Copy out the full set of records. Keep every word the same.

[[ The data, beginning ]]

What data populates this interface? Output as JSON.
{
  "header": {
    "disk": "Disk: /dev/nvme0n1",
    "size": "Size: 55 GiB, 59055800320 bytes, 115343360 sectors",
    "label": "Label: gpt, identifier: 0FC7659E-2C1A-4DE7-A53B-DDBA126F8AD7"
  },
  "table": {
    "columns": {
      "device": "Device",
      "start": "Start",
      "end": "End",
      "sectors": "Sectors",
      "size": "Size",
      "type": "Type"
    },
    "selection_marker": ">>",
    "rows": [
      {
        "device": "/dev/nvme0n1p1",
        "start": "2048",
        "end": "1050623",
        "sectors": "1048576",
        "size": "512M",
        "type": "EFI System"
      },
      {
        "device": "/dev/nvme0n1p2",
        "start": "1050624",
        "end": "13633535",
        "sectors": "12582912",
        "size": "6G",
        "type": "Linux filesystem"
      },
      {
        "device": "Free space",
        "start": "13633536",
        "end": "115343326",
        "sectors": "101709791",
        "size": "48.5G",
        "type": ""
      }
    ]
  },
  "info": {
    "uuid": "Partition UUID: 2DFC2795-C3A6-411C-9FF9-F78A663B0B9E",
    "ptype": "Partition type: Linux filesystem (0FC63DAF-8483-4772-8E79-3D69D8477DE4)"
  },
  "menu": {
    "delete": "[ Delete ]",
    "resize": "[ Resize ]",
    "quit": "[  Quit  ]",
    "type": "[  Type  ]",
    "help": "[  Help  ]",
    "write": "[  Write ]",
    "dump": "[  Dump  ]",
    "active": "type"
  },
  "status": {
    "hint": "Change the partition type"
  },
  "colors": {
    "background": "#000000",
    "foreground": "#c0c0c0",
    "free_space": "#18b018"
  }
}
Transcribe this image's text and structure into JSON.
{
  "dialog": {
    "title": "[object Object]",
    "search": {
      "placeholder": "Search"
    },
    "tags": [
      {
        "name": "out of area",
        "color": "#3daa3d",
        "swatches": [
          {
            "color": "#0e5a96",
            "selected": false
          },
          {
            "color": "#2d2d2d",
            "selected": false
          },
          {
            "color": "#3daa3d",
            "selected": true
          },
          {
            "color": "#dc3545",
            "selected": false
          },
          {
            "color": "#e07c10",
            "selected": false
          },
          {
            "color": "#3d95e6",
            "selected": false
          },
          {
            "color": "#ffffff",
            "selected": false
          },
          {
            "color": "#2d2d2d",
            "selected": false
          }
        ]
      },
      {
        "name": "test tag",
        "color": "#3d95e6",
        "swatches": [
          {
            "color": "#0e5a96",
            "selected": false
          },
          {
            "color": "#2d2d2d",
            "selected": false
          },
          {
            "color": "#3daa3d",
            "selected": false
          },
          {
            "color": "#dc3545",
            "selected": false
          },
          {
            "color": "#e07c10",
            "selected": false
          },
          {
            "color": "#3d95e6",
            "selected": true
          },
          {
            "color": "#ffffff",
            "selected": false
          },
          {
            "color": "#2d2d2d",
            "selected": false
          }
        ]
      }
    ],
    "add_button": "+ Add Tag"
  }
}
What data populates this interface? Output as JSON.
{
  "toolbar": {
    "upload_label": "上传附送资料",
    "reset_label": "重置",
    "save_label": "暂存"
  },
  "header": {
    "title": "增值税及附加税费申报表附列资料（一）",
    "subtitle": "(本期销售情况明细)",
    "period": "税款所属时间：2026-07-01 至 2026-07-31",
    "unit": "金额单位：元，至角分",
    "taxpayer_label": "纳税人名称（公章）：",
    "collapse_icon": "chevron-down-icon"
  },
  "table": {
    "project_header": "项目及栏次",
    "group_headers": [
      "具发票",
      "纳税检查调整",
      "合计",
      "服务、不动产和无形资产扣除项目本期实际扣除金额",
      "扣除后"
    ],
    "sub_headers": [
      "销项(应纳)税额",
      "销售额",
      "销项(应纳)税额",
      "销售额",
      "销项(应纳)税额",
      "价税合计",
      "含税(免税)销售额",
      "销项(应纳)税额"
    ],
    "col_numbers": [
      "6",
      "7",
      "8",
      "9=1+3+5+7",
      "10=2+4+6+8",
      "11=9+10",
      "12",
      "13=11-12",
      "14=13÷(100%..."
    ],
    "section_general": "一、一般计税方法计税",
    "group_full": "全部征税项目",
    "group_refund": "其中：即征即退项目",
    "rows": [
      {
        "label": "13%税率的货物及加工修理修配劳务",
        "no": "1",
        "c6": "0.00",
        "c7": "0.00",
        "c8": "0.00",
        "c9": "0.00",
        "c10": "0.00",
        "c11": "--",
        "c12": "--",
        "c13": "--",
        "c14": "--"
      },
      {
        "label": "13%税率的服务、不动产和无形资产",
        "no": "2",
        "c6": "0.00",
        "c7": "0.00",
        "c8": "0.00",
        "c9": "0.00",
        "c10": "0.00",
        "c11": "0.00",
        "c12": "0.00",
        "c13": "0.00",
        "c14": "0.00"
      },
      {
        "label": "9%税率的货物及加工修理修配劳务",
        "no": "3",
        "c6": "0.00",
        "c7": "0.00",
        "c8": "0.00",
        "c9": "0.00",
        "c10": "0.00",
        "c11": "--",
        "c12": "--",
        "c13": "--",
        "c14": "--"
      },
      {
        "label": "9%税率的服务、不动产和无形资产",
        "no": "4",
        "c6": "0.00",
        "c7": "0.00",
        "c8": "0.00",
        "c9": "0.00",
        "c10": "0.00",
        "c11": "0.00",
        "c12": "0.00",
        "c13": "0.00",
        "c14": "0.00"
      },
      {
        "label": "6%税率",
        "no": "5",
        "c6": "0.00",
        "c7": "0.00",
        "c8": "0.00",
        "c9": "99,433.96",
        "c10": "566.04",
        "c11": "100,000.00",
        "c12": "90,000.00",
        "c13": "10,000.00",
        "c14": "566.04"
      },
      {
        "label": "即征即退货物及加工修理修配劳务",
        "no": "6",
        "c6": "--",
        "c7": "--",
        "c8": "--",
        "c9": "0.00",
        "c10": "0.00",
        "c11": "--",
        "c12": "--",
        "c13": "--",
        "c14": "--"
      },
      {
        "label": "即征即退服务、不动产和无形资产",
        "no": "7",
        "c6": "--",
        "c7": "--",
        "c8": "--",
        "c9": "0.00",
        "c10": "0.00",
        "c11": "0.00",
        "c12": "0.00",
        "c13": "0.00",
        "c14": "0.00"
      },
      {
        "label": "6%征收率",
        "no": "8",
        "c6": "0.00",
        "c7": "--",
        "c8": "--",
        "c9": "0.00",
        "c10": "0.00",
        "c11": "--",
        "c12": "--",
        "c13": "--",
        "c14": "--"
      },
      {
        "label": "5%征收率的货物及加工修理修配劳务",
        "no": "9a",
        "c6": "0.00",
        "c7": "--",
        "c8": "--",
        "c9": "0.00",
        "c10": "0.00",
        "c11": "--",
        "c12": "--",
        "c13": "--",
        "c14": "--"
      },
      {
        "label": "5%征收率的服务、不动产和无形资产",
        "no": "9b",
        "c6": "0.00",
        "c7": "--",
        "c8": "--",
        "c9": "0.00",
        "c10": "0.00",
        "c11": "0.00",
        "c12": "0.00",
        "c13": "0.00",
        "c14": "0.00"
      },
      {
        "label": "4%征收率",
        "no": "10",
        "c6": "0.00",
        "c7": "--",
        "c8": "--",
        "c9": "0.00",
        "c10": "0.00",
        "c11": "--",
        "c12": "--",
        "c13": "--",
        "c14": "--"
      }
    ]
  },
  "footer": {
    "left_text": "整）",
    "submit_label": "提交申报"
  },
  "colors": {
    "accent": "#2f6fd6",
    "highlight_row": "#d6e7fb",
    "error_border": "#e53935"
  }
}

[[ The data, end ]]

# [Result for this task]
What data populates this interface? Output as JSON.
{
  "header": {
    "disk": "Disk: /dev/nvme0n1",
    "size": "Size: 55 GiB, 59055800320 bytes, 115343360 sectors",
    "label": "Label: gpt, identifier: 0FC7659E-2C1A-4DE7-A53B-DDBA126F8AD7"
  },
  "table": {
    "columns": {
      "device": "Device",
      "start": "Start",
      "end": "End",
      "sectors": "Sectors",
      "size": "Size",
      "type": "Type"
    },
    "selection_marker": ">>",
    "rows": [
      {
        "device": "/dev/nvme0n1p1",
        "start": "2048",
        "end": "1050623",
        "sectors": "1048576",
        "size": "512M",
        "type": "EFI System"
      },
      {
        "device": "/dev/nvme0n1p2",
        "start": "1050624",
        "end": "13633535",
        "sectors": "12582912",
        "size": "6G",
        "type": "Linux filesystem"
      },
      {
        "device": "Free space",
        "start": "13633536",
        "end": "115343326",
        "sectors": "101709791",
        "size": "48.5G",
        "type": ""
      }
    ]
  },
  "info": {
    "uuid": "Partition UUID: 2DFC2795-C3A6-411C-9FF9-F78A663B0B9E",
    "ptype": "Partition type: Linux filesystem (0FC63DAF-8483-4772-8E79-3D69D8477DE4)"
  },
  "menu": {
    "delete": "[ Delete ]",
    "resize": "[ Resize ]",
    "quit": "[  Quit  ]",
    "type": "[  Type  ]",
    "help": "[  Help  ]",
    "write": "[  Write ]",
    "dump": "[  Dump  ]",
    "active": "type"
  },
  "status": {
    "hint": "Change the partition type"
  },
  "colors": {
    "background": "#000000",
    "foreground": "#c0c0c0",
    "free_space": "#18b018"
  }
}
Transcribe this image's text and structure into JSON.
{
  "dialog": {
    "title": "[object Object]",
    "search": {
      "placeholder": "Search"
    },
    "tags": [
      {
        "name": "out of area",
        "color": "#3daa3d",
        "swatches": [
          {
            "color": "#0e5a96",
            "selected": false
          },
          {
            "color": "#2d2d2d",
            "selected": false
          },
          {
            "color": "#3daa3d",
            "selected": true
          },
          {
            "color": "#dc3545",
            "selected": false
          },
          {
            "color": "#e07c10",
            "selected": false
          },
          {
            "color": "#3d95e6",
            "selected": false
          },
          {
            "color": "#ffffff",
            "selected": false
          },
          {
            "color": "#2d2d2d",
            "selected": false
          }
        ]
      },
      {
        "name": "test tag",
        "color": "#3d95e6",
        "swatches": [
          {
            "color": "#0e5a96",
            "selected": false
          },
          {
            "color": "#2d2d2d",
            "selected": false
          },
          {
            "color": "#3daa3d",
            "selected": false
          },
          {
            "color": "#dc3545",
            "selected": false
          },
          {
            "color": "#e07c10",
            "selected": false
          },
          {
            "color": "#3d95e6",
            "selected": true
          },
          {
            "color": "#ffffff",
            "selected": false
          },
          {
            "color": "#2d2d2d",
            "selected": false
          }
        ]
      }
    ],
    "add_button": "+ Add Tag"
  }
}
What data populates this interface? Output as JSON.
{
  "toolbar": {
    "upload_label": "上传附送资料",
    "reset_label": "重置",
    "save_label": "暂存"
  },
  "header": {
    "title": "增值税及附加税费申报表附列资料（一）",
    "subtitle": "(本期销售情况明细)",
    "period": "税款所属时间：2026-07-01 至 2026-07-31",
    "unit": "金额单位：元，至角分",
    "taxpayer_label": "纳税人名称（公章）：",
    "collapse_icon": "chevron-down-icon"
  },
  "table": {
    "project_header": "项目及栏次",
    "group_headers": [
      "具发票",
      "纳税检查调整",
      "合计",
      "服务、不动产和无形资产扣除项目本期实际扣除金额",
      "扣除后"
    ],
    "sub_headers": [
      "销项(应纳)税额",
      "销售额",
      "销项(应纳)税额",
      "销售额",
      "销项(应纳)税额",
      "价税合计",
      "含税(免税)销售额",
      "销项(应纳)税额"
    ],
    "col_numbers": [
      "6",
      "7",
      "8",
      "9=1+3+5+7",
      "10=2+4+6+8",
      "11=9+10",
      "12",
      "13=11-12",
      "14=13÷(100%..."
    ],
    "section_general": "一、一般计税方法计税",
    "group_full": "全部征税项目",
    "group_refund": "其中：即征即退项目",
    "rows": [
      {
        "label": "13%税率的货物及加工修理修配劳务",
        "no": "1",
        "c6": "0.00",
        "c7": "0.00",
        "c8": "0.00",
        "c9": "0.00",
        "c10": "0.00",
        "c11": "--",
        "c12": "--",
        "c13": "--",
        "c14": "--"
      },
      {
        "label": "13%税率的服务、不动产和无形资产",
        "no": "2",
        "c6": "0.00",
        "c7": "0.00",
        "c8": "0.00",
        "c9": "0.00",
        "c10": "0.00",
        "c11": "0.00",
        "c12": "0.00",
        "c13": "0.00",
        "c14": "0.00"
      },
      {
        "label": "9%税率的货物及加工修理修配劳务",
        "no": "3",
        "c6": "0.00",
        "c7": "0.00",
        "c8": "0.00",
        "c9": "0.00",
        "c10": "0.00",
        "c11": "--",
        "c12": "--",
        "c13": "--",
        "c14": "--"
      },
      {
        "label": "9%税率的服务、不动产和无形资产",
        "no": "4",
        "c6": "0.00",
        "c7": "0.00",
        "c8": "0.00",
        "c9": "0.00",
        "c10": "0.00",
        "c11": "0.00",
        "c12": "0.00",
        "c13": "0.00",
        "c14": "0.00"
      },
      {
        "label": "6%税率",
        "no": "5",
        "c6": "0.00",
        "c7": "0.00",
        "c8": "0.00",
        "c9": "99,433.96",
        "c10": "566.04",
        "c11": "100,000.00",
        "c12": "90,000.00",
        "c13": "10,000.00",
        "c14": "566.04"
      },
      {
        "label": "即征即退货物及加工修理修配劳务",
        "no": "6",
        "c6": "--",
        "c7": "--",
        "c8": "--",
        "c9": "0.00",
        "c10": "0.00",
        "c11": "--",
        "c12": "--",
        "c13": "--",
        "c14": "--"
      },
      {
        "label": "即征即退服务、不动产和无形资产",
        "no": "7",
        "c6": "--",
        "c7": "--",
        "c8": "--",
        "c9": "0.00",
        "c10": "0.00",
        "c11": "0.00",
        "c12": "0.00",
        "c13": "0.00",
        "c14": "0.00"
      },
      {
        "label": "6%征收率",
        "no": "8",
        "c6": "0.00",
        "c7": "--",
        "c8": "--",
        "c9": "0.00",
        "c10": "0.00",
        "c11": "--",
        "c12": "--",
        "c13": "--",
        "c14": "--"
      },
      {
        "label": "5%征收率的货物及加工修理修配劳务",
        "no": "9a",
        "c6": "0.00",
        "c7": "--",
        "c8": "--",
        "c9": "0.00",
        "c10": "0.00",
        "c11": "--",
        "c12": "--",
        "c13": "--",
        "c14": "--"
      },
      {
        "label": "5%征收率的服务、不动产和无形资产",
        "no": "9b",
        "c6": "0.00",
        "c7": "--",
        "c8": "--",
        "c9": "0.00",
        "c10": "0.00",
        "c11": "0.00",
        "c12": "0.00",
        "c13": "0.00",
        "c14": "0.00"
      },
      {
        "label": "4%征收率",
        "no": "10",
        "c6": "0.00",
        "c7": "--",
        "c8": "--",
        "c9": "0.00",
        "c10": "0.00",
        "c11": "--",
        "c12": "--",
        "c13": "--",
        "c14": "--"
      }
    ]
  },
  "footer": {
    "left_text": "整）",
    "submit_label": "提交申报"
  },
  "colors": {
    "accent": "#2f6fd6",
    "highlight_row": "#d6e7fb",
    "error_border": "#e53935"
  }
}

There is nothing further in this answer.